The Washington Post published a bombshell report on November 9th in which it detailed the stories of four women who say that Roy Moore, the Republican who defeated Trump’s choice of Luther Strange to become nominee in the Alabama Senate race, pursued them sexually when Moore in his 30s and they were between the ages of 14 and 18.
The four women went fully on the record, allowing their names and photographs to be included in the piece.
Perhaps the most disturbing account comes from Leigh Corfman, who was 14 when she met Moore, then a 32-year-old district attorney. Corfman says that Roy Moore drove the 14 year old girl to his home in the woods and undressed her. She is quoted as saying, “I wanted it over with — I wanted out. Please just get this over with. Whatever this is, just get it over.”
The Alabama Senate special election is scheduled for December 12th. and despite much of the GOP having failed to back Moore’s bid, all indications since he defeated rival Luther Strange are that the party will stand by him for the general election.
The response from the Republican party has been astonishing. On the surface, they are paying bare minimum lip service to the fact that Roy Moore may not be fit to represent the party.
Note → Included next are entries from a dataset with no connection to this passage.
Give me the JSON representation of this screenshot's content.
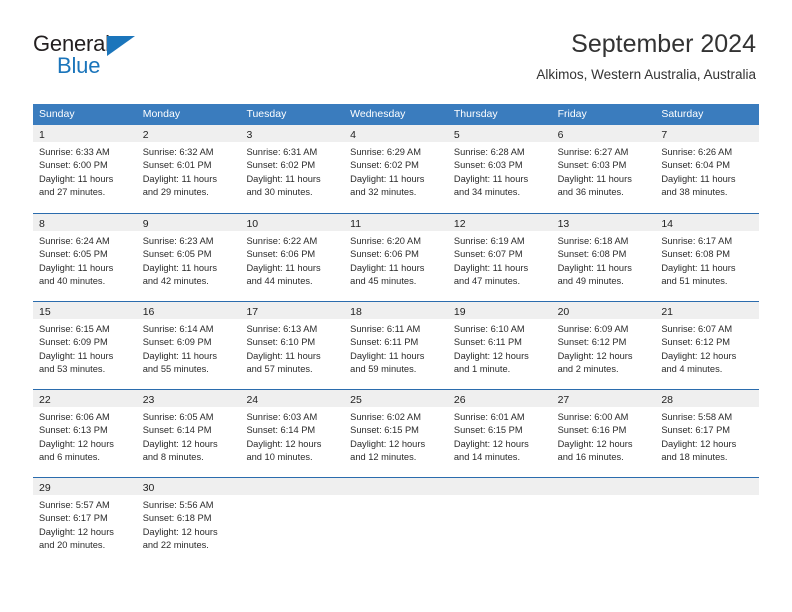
{
  "brand": {
    "name_part1": "General",
    "name_part2": "Blue",
    "flag_icon": "triangle-flag-icon"
  },
  "header": {
    "title": "September 2024",
    "location": "Alkimos, Western Australia, Australia"
  },
  "calendar": {
    "weekday_headers": [
      "Sunday",
      "Monday",
      "Tuesday",
      "Wednesday",
      "Thursday",
      "Friday",
      "Saturday"
    ],
    "colors": {
      "header_blue": "#3a7cbe",
      "row_separator_blue": "#2b6cad",
      "day_band_gray": "#efefef",
      "brand_blue": "#1b75bb",
      "text": "#2b2b2b"
    },
    "weeks": [
      {
        "days": [
          {
            "number": "1",
            "sunrise": "Sunrise: 6:33 AM",
            "sunset": "Sunset: 6:00 PM",
            "daylight_line1": "Daylight: 11 hours",
            "daylight_line2": "and 27 minutes."
          },
          {
            "number": "2",
            "sunrise": "Sunrise: 6:32 AM",
            "sunset": "Sunset: 6:01 PM",
            "daylight_line1": "Daylight: 11 hours",
            "daylight_line2": "and 29 minutes."
          },
          {
            "number": "3",
            "sunrise": "Sunrise: 6:31 AM",
            "sunset": "Sunset: 6:02 PM",
            "daylight_line1": "Daylight: 11 hours",
            "daylight_line2": "and 30 minutes."
          },
          {
            "number": "4",
            "sunrise": "Sunrise: 6:29 AM",
            "sunset": "Sunset: 6:02 PM",
            "daylight_line1": "Daylight: 11 hours",
            "daylight_line2": "and 32 minutes."
          },
          {
            "number": "5",
            "sunrise": "Sunrise: 6:28 AM",
            "sunset": "Sunset: 6:03 PM",
            "daylight_line1": "Daylight: 11 hours",
            "daylight_line2": "and 34 minutes."
          },
          {
            "number": "6",
            "sunrise": "Sunrise: 6:27 AM",
            "sunset": "Sunset: 6:03 PM",
            "daylight_line1": "Daylight: 11 hours",
            "daylight_line2": "and 36 minutes."
          },
          {
            "number": "7",
            "sunrise": "Sunrise: 6:26 AM",
            "sunset": "Sunset: 6:04 PM",
            "daylight_line1": "Daylight: 11 hours",
            "daylight_line2": "and 38 minutes."
          }
        ]
      },
      {
        "days": [
          {
            "number": "8",
            "sunrise": "Sunrise: 6:24 AM",
            "sunset": "Sunset: 6:05 PM",
            "daylight_line1": "Daylight: 11 hours",
            "daylight_line2": "and 40 minutes."
          },
          {
            "number": "9",
            "sunrise": "Sunrise: 6:23 AM",
            "sunset": "Sunset: 6:05 PM",
            "daylight_line1": "Daylight: 11 hours",
            "daylight_line2": "and 42 minutes."
          },
          {
            "number": "10",
            "sunrise": "Sunrise: 6:22 AM",
            "sunset": "Sunset: 6:06 PM",
            "daylight_line1": "Daylight: 11 hours",
            "daylight_line2": "and 44 minutes."
          },
          {
            "number": "11",
            "sunrise": "Sunrise: 6:20 AM",
            "sunset": "Sunset: 6:06 PM",
            "daylight_line1": "Daylight: 11 hours",
            "daylight_line2": "and 45 minutes."
          },
          {
            "number": "12",
            "sunrise": "Sunrise: 6:19 AM",
            "sunset": "Sunset: 6:07 PM",
            "daylight_line1": "Daylight: 11 hours",
            "daylight_line2": "and 47 minutes."
          },
          {
            "number": "13",
            "sunrise": "Sunrise: 6:18 AM",
            "sunset": "Sunset: 6:08 PM",
            "daylight_line1": "Daylight: 11 hours",
            "daylight_line2": "and 49 minutes."
          },
          {
            "number": "14",
            "sunrise": "Sunrise: 6:17 AM",
            "sunset": "Sunset: 6:08 PM",
            "daylight_line1": "Daylight: 11 hours",
            "daylight_line2": "and 51 minutes."
          }
        ]
      },
      {
        "days": [
          {
            "number": "15",
            "sunrise": "Sunrise: 6:15 AM",
            "sunset": "Sunset: 6:09 PM",
            "daylight_line1": "Daylight: 11 hours",
            "daylight_line2": "and 53 minutes."
          },
          {
            "number": "16",
            "sunrise": "Sunrise: 6:14 AM",
            "sunset": "Sunset: 6:09 PM",
            "daylight_line1": "Daylight: 11 hours",
            "daylight_line2": "and 55 minutes."
          },
          {
            "number": "17",
            "sunrise": "Sunrise: 6:13 AM",
            "sunset": "Sunset: 6:10 PM",
            "daylight_line1": "Daylight: 11 hours",
            "daylight_line2": "and 57 minutes."
          },
          {
            "number": "18",
            "sunrise": "Sunrise: 6:11 AM",
            "sunset": "Sunset: 6:11 PM",
            "daylight_line1": "Daylight: 11 hours",
            "daylight_line2": "and 59 minutes."
          },
          {
            "number": "19",
            "sunrise": "Sunrise: 6:10 AM",
            "sunset": "Sunset: 6:11 PM",
            "daylight_line1": "Daylight: 12 hours",
            "daylight_line2": "and 1 minute."
          },
          {
            "number": "20",
            "sunrise": "Sunrise: 6:09 AM",
            "sunset": "Sunset: 6:12 PM",
            "daylight_line1": "Daylight: 12 hours",
            "daylight_line2": "and 2 minutes."
          },
          {
            "number": "21",
            "sunrise": "Sunrise: 6:07 AM",
            "sunset": "Sunset: 6:12 PM",
            "daylight_line1": "Daylight: 12 hours",
            "daylight_line2": "and 4 minutes."
          }
        ]
      },
      {
        "days": [
          {
            "number": "22",
            "sunrise": "Sunrise: 6:06 AM",
            "sunset": "Sunset: 6:13 PM",
            "daylight_line1": "Daylight: 12 hours",
            "daylight_line2": "and 6 minutes."
          },
          {
            "number": "23",
            "sunrise": "Sunrise: 6:05 AM",
            "sunset": "Sunset: 6:14 PM",
            "daylight_line1": "Daylight: 12 hours",
            "daylight_line2": "and 8 minutes."
          },
          {
            "number": "24",
            "sunrise": "Sunrise: 6:03 AM",
            "sunset": "Sunset: 6:14 PM",
            "daylight_line1": "Daylight: 12 hours",
            "daylight_line2": "and 10 minutes."
          },
          {
            "number": "25",
            "sunrise": "Sunrise: 6:02 AM",
            "sunset": "Sunset: 6:15 PM",
            "daylight_line1": "Daylight: 12 hours",
            "daylight_line2": "and 12 minutes."
          },
          {
            "number": "26",
            "sunrise": "Sunrise: 6:01 AM",
            "sunset": "Sunset: 6:15 PM",
            "daylight_line1": "Daylight: 12 hours",
            "daylight_line2": "and 14 minutes."
          },
          {
            "number": "27",
            "sunrise": "Sunrise: 6:00 AM",
            "sunset": "Sunset: 6:16 PM",
            "daylight_line1": "Daylight: 12 hours",
            "daylight_line2": "and 16 minutes."
          },
          {
            "number": "28",
            "sunrise": "Sunrise: 5:58 AM",
            "sunset": "Sunset: 6:17 PM",
            "daylight_line1": "Daylight: 12 hours",
            "daylight_line2": "and 18 minutes."
          }
        ]
      },
      {
        "days": [
          {
            "number": "29",
            "sunrise": "Sunrise: 5:57 AM",
            "sunset": "Sunset: 6:17 PM",
            "daylight_line1": "Daylight: 12 hours",
            "daylight_line2": "and 20 minutes."
          },
          {
            "number": "30",
            "sunrise": "Sunrise: 5:56 AM",
            "sunset": "Sunset: 6:18 PM",
            "daylight_line1": "Daylight: 12 hours",
            "daylight_line2": "and 22 minutes."
          },
          {
            "number": "",
            "sunrise": "",
            "sunset": "",
            "daylight_line1": "",
            "daylight_line2": ""
          },
          {
            "number": "",
            "sunrise": "",
            "sunset": "",
            "daylight_line1": "",
            "daylight_line2": ""
          },
          {
            "number": "",
            "sunrise": "",
            "sunset": "",
            "daylight_line1": "",
            "daylight_line2": ""
          },
          {
            "number": "",
            "sunrise": "",
            "sunset": "",
            "daylight_line1": "",
            "daylight_line2": ""
          },
          {
            "number": "",
            "sunrise": "",
            "sunset": "",
            "daylight_line1": "",
            "daylight_line2": ""
          }
        ]
      }
    ]
  }
}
But evidently the circulated talking points memo on the matter strongly advised that virtually every Republican who speaks on this matter qualifies their hypothetical condemnation of Roy Moore’s pedophilia by using the word “if” — a lot.
Take Senate Majority Leader Mitch McConnell (R-KY). McConnell didn’t even want Roy Moore to become the nominee and the strongest sentiment he could summon was to say. “If these allegations are true, he must step aside.”
National Republican Senatorial Committee Chair Cory Gardner (R-CO) echoes McConnell nearly verbatim by saying, “If these allegations are found to be true, Roy Moore must drop out of the Alabama special Senate election.”
So, four accounts aren’t sufficient for them? Well, they appear to have been compelling enough for Alabama State Auditor Jim Ziegler to dispense with all bet-hedging, operate under the impression that Moore did in fact do as the women claimed because he felt it necessary to defend Moore by name-checking some heavy hitters of the Bible. Ziegler told the Washington Examiner:
“Take Joseph and Mary. Mary was a teenager and Joseph was an adult carpenter. They became parents of Jesus. There’s just nothing immoral or illegal here. Maybe just a little bit unusual.”
That, ladies and gentlemen, was a swing and a miss. Perhaps talking points memos don’t trickle all the way down to state auditors but one would be hard-pressed to utter words which reflect worse on Roy Moore, Jim Ziegler, the GOP, or Christianity.
Far more surprising is personified mouthpiece Sean Hannity’s response which was to ask Mercedes Colwin: ″Now, I know, and this goes back to what you said, do people do it for money? Do people do it for political reasons? Is that more common than people would think?”
No, Sean. No, it isn’t. You knew it wasn’t when you gleefully dragged Harvey Weinstein last week… and it still isn’t.